[[ Material for the task open ]]

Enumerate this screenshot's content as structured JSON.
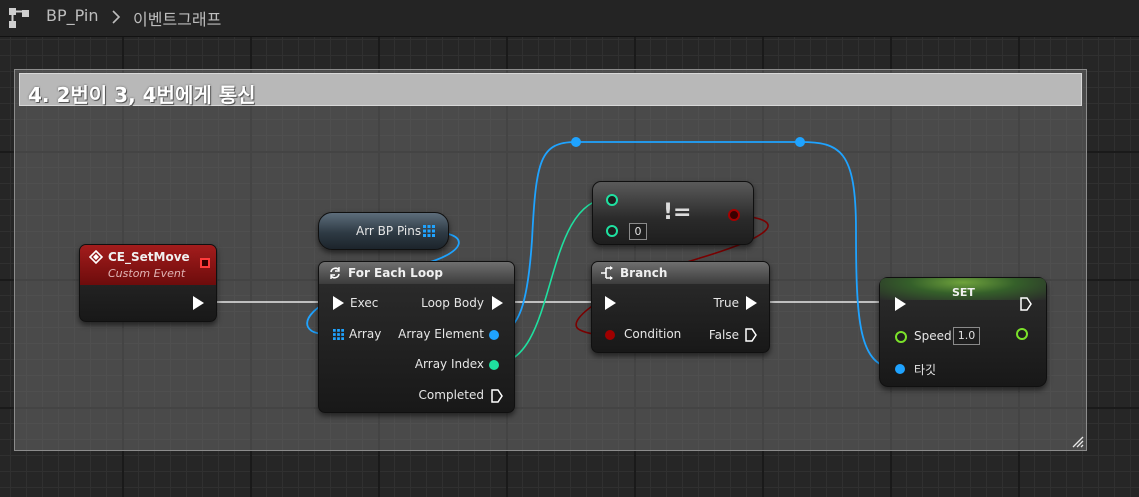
{
  "breadcrumb": {
    "blueprint": "BP_Pin",
    "graph": "이벤트그래프"
  },
  "comment": {
    "title": "4. 2번이 3, 4번에게 통신"
  },
  "nodes": {
    "custom_event": {
      "title": "CE_SetMove",
      "subtitle": "Custom Event"
    },
    "arr_var": {
      "label": "Arr BP Pins"
    },
    "for_each": {
      "title": "For Each Loop",
      "exec": "Exec",
      "array": "Array",
      "loop_body": "Loop Body",
      "array_element": "Array Element",
      "array_index": "Array Index",
      "completed": "Completed"
    },
    "not_equal": {
      "symbol": "!=",
      "value": "0"
    },
    "branch": {
      "title": "Branch",
      "condition": "Condition",
      "true": "True",
      "false": "False"
    },
    "set": {
      "title": "SET",
      "speed": "Speed",
      "speed_value": "1.0",
      "target": "타깃"
    }
  },
  "colors": {
    "exec": "#ffffff",
    "object": "#1fa3ff",
    "integer": "#1fe0a0",
    "boolean": "#8f0000",
    "float": "#9eff44",
    "event_header": "#8a1212",
    "set_header": "#3d6b2a"
  }
}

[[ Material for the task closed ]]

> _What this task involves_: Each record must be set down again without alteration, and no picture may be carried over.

> _Exercise solution_:
Enumerate this screenshot's content as structured JSON.
{
  "breadcrumb": {
    "blueprint": "BP_Pin",
    "graph": "이벤트그래프"
  },
  "comment": {
    "title": "4. 2번이 3, 4번에게 통신"
  },
  "nodes": {
    "custom_event": {
      "title": "CE_SetMove",
      "subtitle": "Custom Event"
    },
    "arr_var": {
      "label": "Arr BP Pins"
    },
    "for_each": {
      "title": "For Each Loop",
      "exec": "Exec",
      "array": "Array",
      "loop_body": "Loop Body",
      "array_element": "Array Element",
      "array_index": "Array Index",
      "completed": "Completed"
    },
    "not_equal": {
      "symbol": "!=",
      "value": "0"
    },
    "branch": {
      "title": "Branch",
      "condition": "Condition",
      "true": "True",
      "false": "False"
    },
    "set": {
      "title": "SET",
      "speed": "Speed",
      "speed_value": "1.0",
      "target": "타깃"
    }
  },
  "colors": {
    "exec": "#ffffff",
    "object": "#1fa3ff",
    "integer": "#1fe0a0",
    "boolean": "#8f0000",
    "float": "#9eff44",
    "event_header": "#8a1212",
    "set_header": "#3d6b2a"
  }
}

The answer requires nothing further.